● **Recorded information**:
※ ※ ※

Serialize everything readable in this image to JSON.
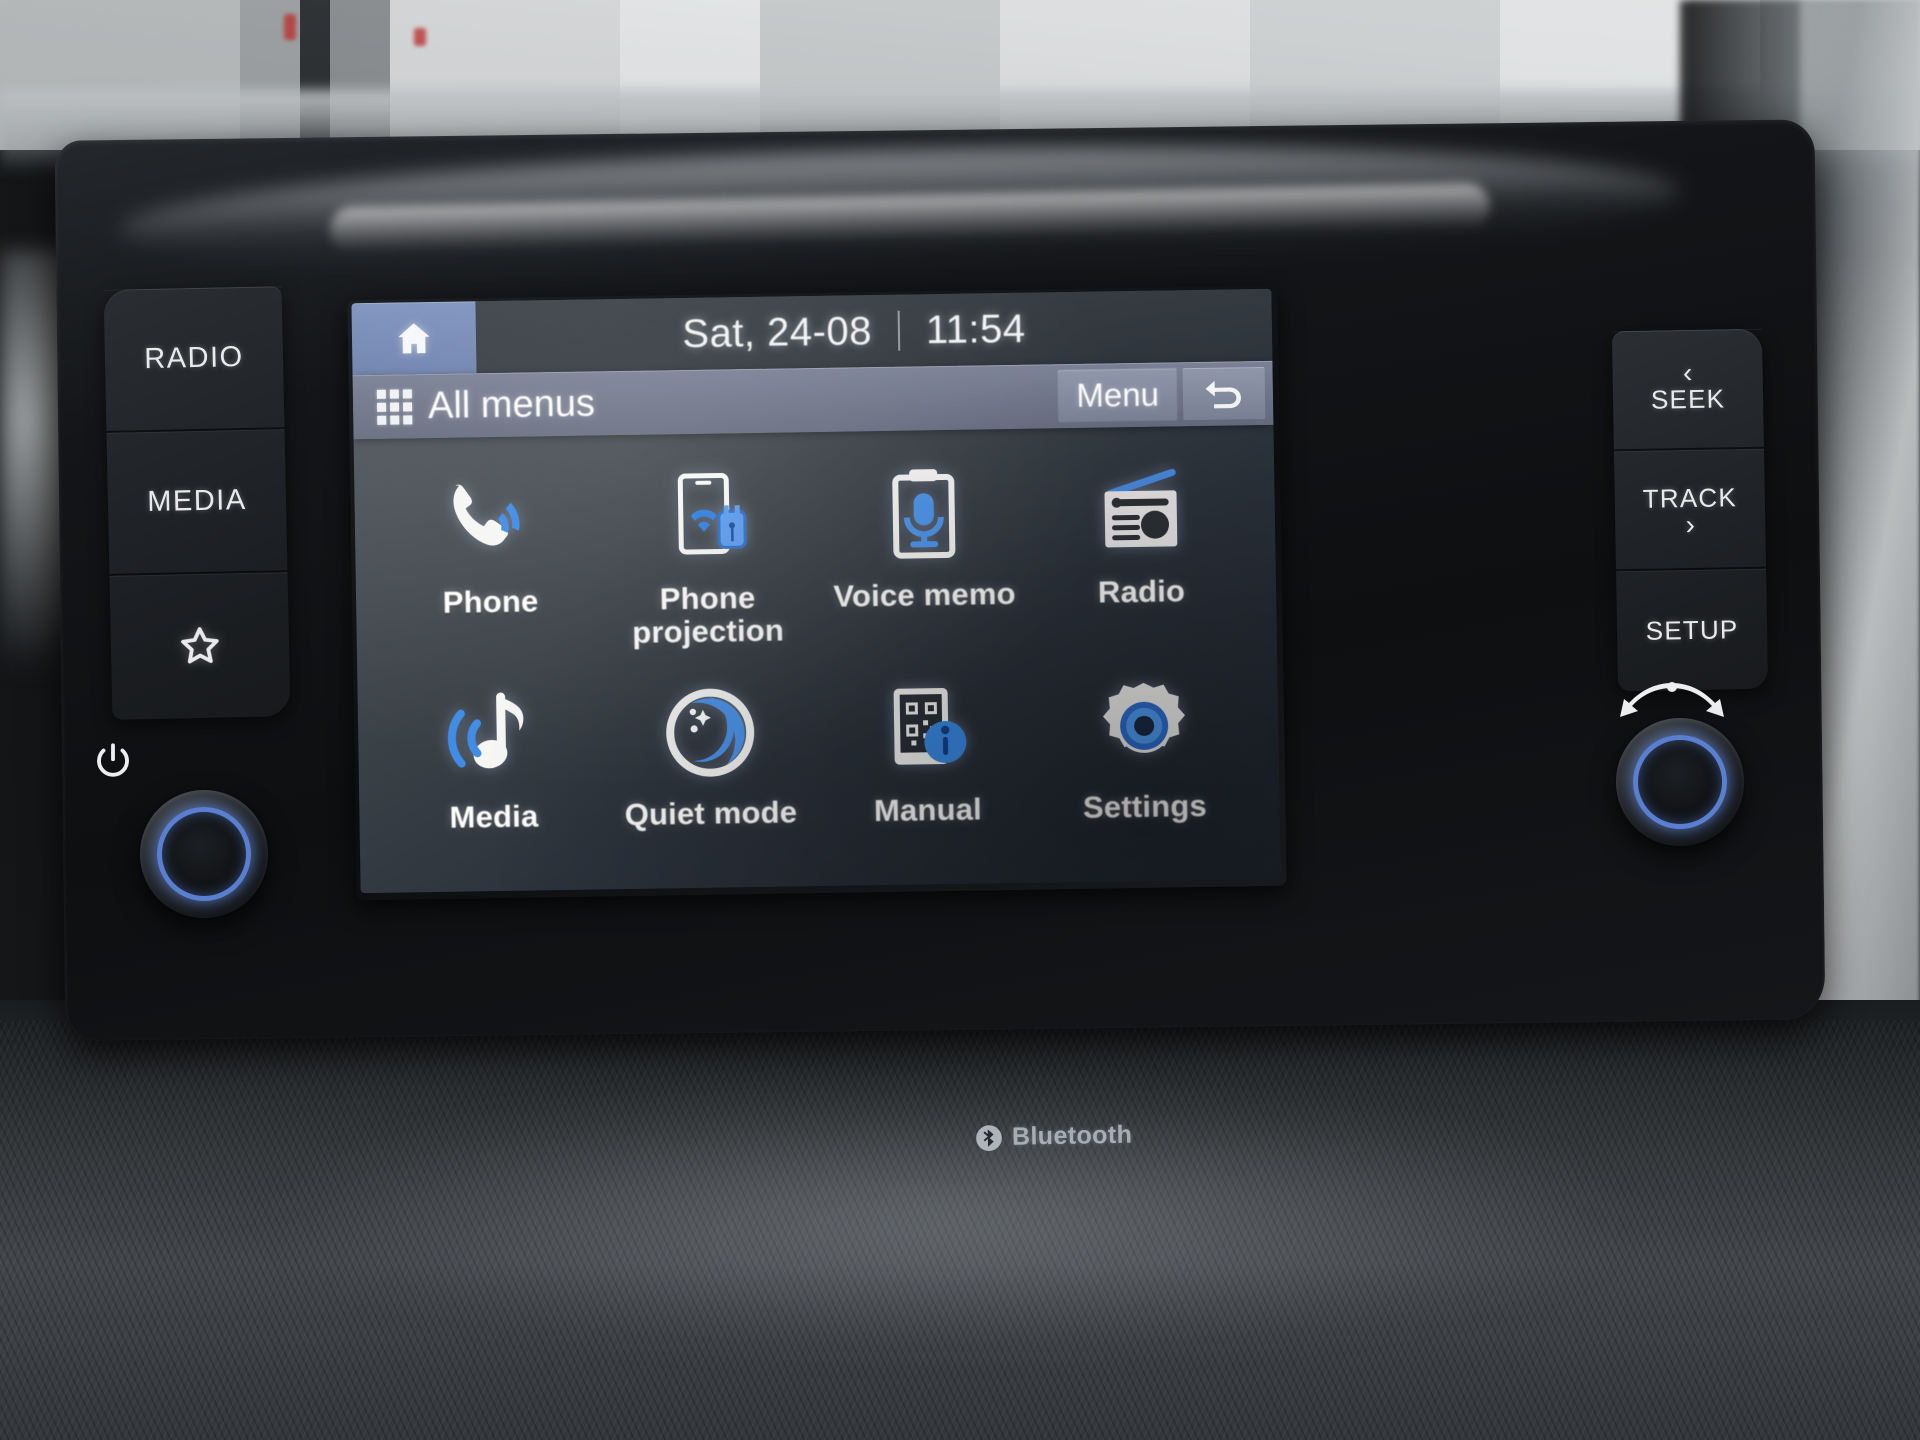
{
  "device": {
    "name": "Car infotainment head unit",
    "brand_badge": "Bluetooth"
  },
  "screen": {
    "status_bar": {
      "home_icon": "home-icon",
      "date": "Sat, 24-08",
      "time": "11:54"
    },
    "title_bar": {
      "grid_icon": "grid-icon",
      "title": "All menus",
      "menu_label": "Menu",
      "back_icon": "back-arrow-icon"
    },
    "menu_items": [
      {
        "label": "Phone",
        "icon": "phone-handset-icon",
        "row": 1,
        "col": 1
      },
      {
        "label": "Phone\nprojection",
        "icon": "phone-projection-icon",
        "row": 1,
        "col": 2
      },
      {
        "label": "Voice memo",
        "icon": "voice-memo-icon",
        "row": 1,
        "col": 3
      },
      {
        "label": "Radio",
        "icon": "radio-icon",
        "row": 1,
        "col": 4
      },
      {
        "label": "Media",
        "icon": "media-note-icon",
        "row": 2,
        "col": 1
      },
      {
        "label": "Quiet mode",
        "icon": "quiet-mode-moon-icon",
        "row": 2,
        "col": 2
      },
      {
        "label": "Manual",
        "icon": "manual-qr-info-icon",
        "row": 2,
        "col": 3
      },
      {
        "label": "Settings",
        "icon": "settings-gear-icon",
        "row": 2,
        "col": 4
      }
    ]
  },
  "hard_buttons": {
    "left": [
      {
        "label": "RADIO",
        "icon": ""
      },
      {
        "label": "MEDIA",
        "icon": ""
      },
      {
        "label": "",
        "icon": "star-favorites-icon"
      }
    ],
    "right": [
      {
        "label": "SEEK",
        "chevron": "‹",
        "chevron_pos": "top"
      },
      {
        "label": "TRACK",
        "chevron": "›",
        "chevron_pos": "bottom"
      },
      {
        "label": "SETUP",
        "chevron": "",
        "chevron_pos": ""
      }
    ],
    "left_knob": {
      "name": "power-volume-knob",
      "icon": "power-icon"
    },
    "right_knob": {
      "name": "tune-knob",
      "icon": "tune-arrows-icon"
    }
  },
  "colors": {
    "accent_blue": "#2f7fe0",
    "title_bar_blue_grey": "#6f7588",
    "home_tile_blue": "#7f93bd",
    "knob_ring_blue": "#5a7fd0",
    "icon_white": "#f4f5f6",
    "screen_bg_top": "#5a6166",
    "screen_bg_bottom": "#1e242d"
  }
}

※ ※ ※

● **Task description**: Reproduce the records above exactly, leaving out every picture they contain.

● **Exercise response**:
Serialize everything readable in this image to JSON.
{
  "device": {
    "name": "Car infotainment head unit",
    "brand_badge": "Bluetooth"
  },
  "screen": {
    "status_bar": {
      "home_icon": "home-icon",
      "date": "Sat, 24-08",
      "time": "11:54"
    },
    "title_bar": {
      "grid_icon": "grid-icon",
      "title": "All menus",
      "menu_label": "Menu",
      "back_icon": "back-arrow-icon"
    },
    "menu_items": [
      {
        "label": "Phone",
        "icon": "phone-handset-icon",
        "row": 1,
        "col": 1
      },
      {
        "label": "Phone\nprojection",
        "icon": "phone-projection-icon",
        "row": 1,
        "col": 2
      },
      {
        "label": "Voice memo",
        "icon": "voice-memo-icon",
        "row": 1,
        "col": 3
      },
      {
        "label": "Radio",
        "icon": "radio-icon",
        "row": 1,
        "col": 4
      },
      {
        "label": "Media",
        "icon": "media-note-icon",
        "row": 2,
        "col": 1
      },
      {
        "label": "Quiet mode",
        "icon": "quiet-mode-moon-icon",
        "row": 2,
        "col": 2
      },
      {
        "label": "Manual",
        "icon": "manual-qr-info-icon",
        "row": 2,
        "col": 3
      },
      {
        "label": "Settings",
        "icon": "settings-gear-icon",
        "row": 2,
        "col": 4
      }
    ]
  },
  "hard_buttons": {
    "left": [
      {
        "label": "RADIO",
        "icon": ""
      },
      {
        "label": "MEDIA",
        "icon": ""
      },
      {
        "label": "",
        "icon": "star-favorites-icon"
      }
    ],
    "right": [
      {
        "label": "SEEK",
        "chevron": "‹",
        "chevron_pos": "top"
      },
      {
        "label": "TRACK",
        "chevron": "›",
        "chevron_pos": "bottom"
      },
      {
        "label": "SETUP",
        "chevron": "",
        "chevron_pos": ""
      }
    ],
    "left_knob": {
      "name": "power-volume-knob",
      "icon": "power-icon"
    },
    "right_knob": {
      "name": "tune-knob",
      "icon": "tune-arrows-icon"
    }
  },
  "colors": {
    "accent_blue": "#2f7fe0",
    "title_bar_blue_grey": "#6f7588",
    "home_tile_blue": "#7f93bd",
    "knob_ring_blue": "#5a7fd0",
    "icon_white": "#f4f5f6",
    "screen_bg_top": "#5a6166",
    "screen_bg_bottom": "#1e242d"
  }
}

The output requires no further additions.